The Compass

The Compass

Empyreal Press,
Montreal, 1993
ISBN 0-921852-04-5
69 pages

The Compass bears testimony to a personal pilgrimage, the poet's quest for self-knowledge and rebirth. Morrissey writes about the individual in relation to family and society. In The Compass Stephen Morrissey examines the lives of his ancestors; he goes deeply into marriage, divorce, and the complexities of modern family life; he celebrates Eros, romance, and the healing transformative powers of love. The Compass is a present day "hero's journey" into the psychic underworld; Morrissey's voice is a masculine one, unafraid of expressing emotions from a male perspective. The poetry of Stephen Morrissey is grippingly confessional. Here is a poet who believes in honesty, personal integrity, and art. In a richly cadenced verse, he offers his own personal experience, illuminated with authentic psychological insight.

Critical praise for The Compass

These confessional, discursive poems are richly emotive, accumulating energy... Morrissey's poems build to their conclusions, which then open to larger associations.

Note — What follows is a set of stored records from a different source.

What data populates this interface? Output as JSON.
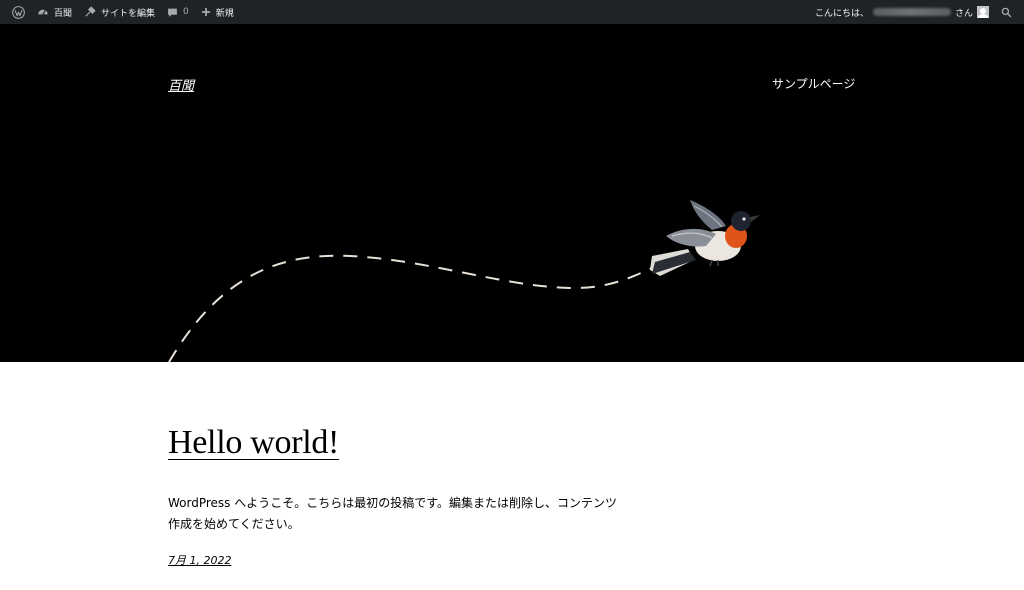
{
  "admin_bar": {
    "site_name": "百聞",
    "customize_label": "サイトを編集",
    "comments_count": "0",
    "new_label": "新規",
    "greeting": "こんにちは、",
    "greeting_suffix": "さん",
    "colors": {
      "background": "#1d2327",
      "text": "#f0f0f1"
    }
  },
  "header": {
    "site_title": "百聞",
    "nav": [
      {
        "label": "サンプルページ"
      }
    ],
    "colors": {
      "background": "#000000",
      "text": "#ffffff",
      "bird_breast": "#e0541a"
    }
  },
  "post": {
    "title": "Hello world!",
    "body": "WordPress へようこそ。こちらは最初の投稿です。編集または削除し、コンテンツ作成を始めてください。",
    "date": "7月 1, 2022"
  },
  "icons": [
    "wordpress-icon",
    "dashboard-icon",
    "edit-site-icon",
    "comment-icon",
    "plus-icon",
    "search-icon"
  ]
}
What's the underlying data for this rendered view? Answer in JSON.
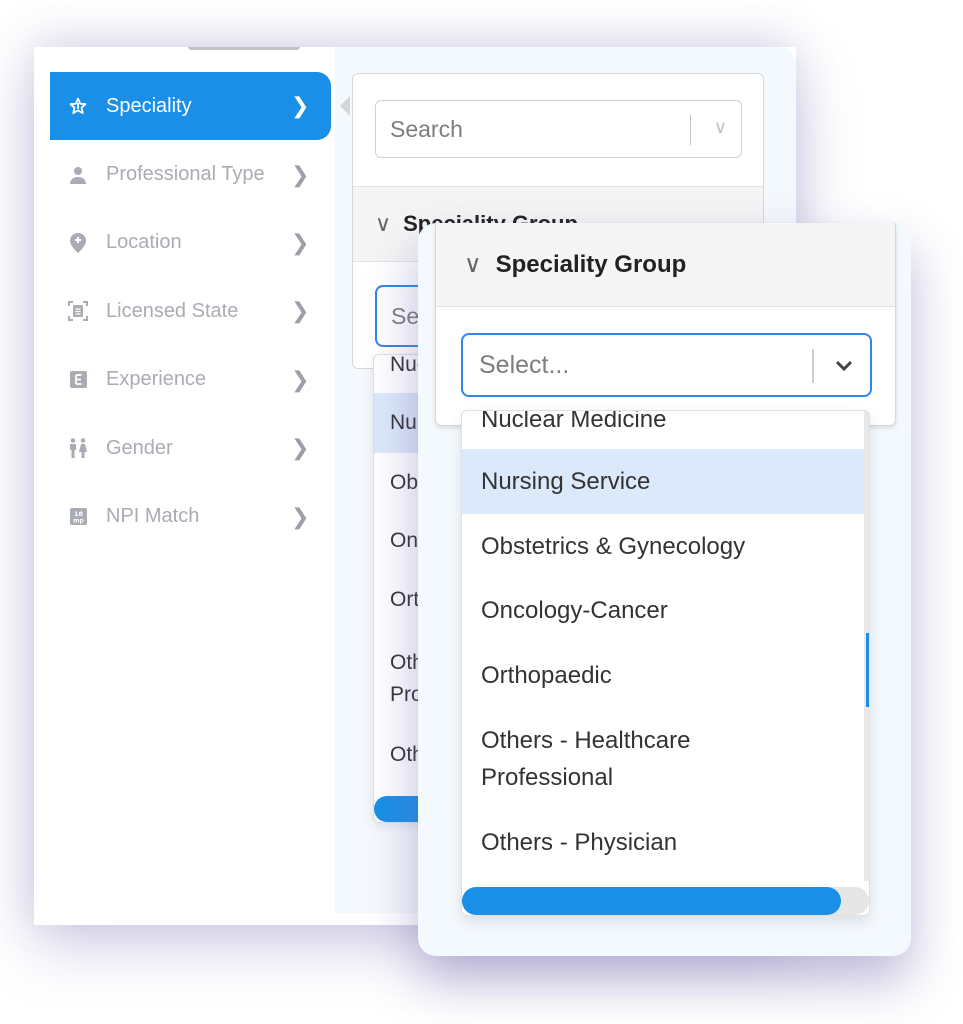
{
  "sidebar": {
    "items": [
      {
        "label": "Speciality",
        "icon": "star-icon",
        "active": true
      },
      {
        "label": "Professional Type",
        "icon": "person-icon",
        "active": false
      },
      {
        "label": "Location",
        "icon": "location-pin-icon",
        "active": false
      },
      {
        "label": "Licensed State",
        "icon": "document-scan-icon",
        "active": false
      },
      {
        "label": "Experience",
        "icon": "letter-e-icon",
        "active": false
      },
      {
        "label": "Gender",
        "icon": "gender-icon",
        "active": false
      },
      {
        "label": "NPI Match",
        "icon": "npi-badge-icon",
        "active": false
      }
    ]
  },
  "back_panel": {
    "search_placeholder": "Search",
    "group_title": "Speciality Group",
    "select_placeholder": "Select...",
    "options": [
      "Nuc",
      "Nur",
      "Obs",
      "Onc",
      "Ort",
      "Oth\nPro",
      "Oth"
    ]
  },
  "front_panel": {
    "group_title": "Speciality Group",
    "select_placeholder": "Select...",
    "options": [
      "Nuclear Medicine",
      "Nursing Service",
      "Obstetrics & Gynecology",
      "Oncology-Cancer",
      "Orthopaedic",
      "Others - Healthcare Professional",
      "Others - Physician"
    ],
    "highlighted_option": "Nursing Service",
    "horizontal_scroll_fraction": 0.93
  },
  "colors": {
    "accent": "#1a8fe8",
    "highlight": "#dce9fb",
    "card_bg": "#f4f9fd"
  }
}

The talent demonstrated is like that of Yeats; Morrissey's lines of stainless steel gleam with a dangerous, piercing beauty.
—George Elliott Clarke, Books in Canada

[I]f release and relief are part of laughter's background, this long compass narrative, which points the way magnetically to the success of human love, ends happily.
—Anthony Raspa, Canadian Literature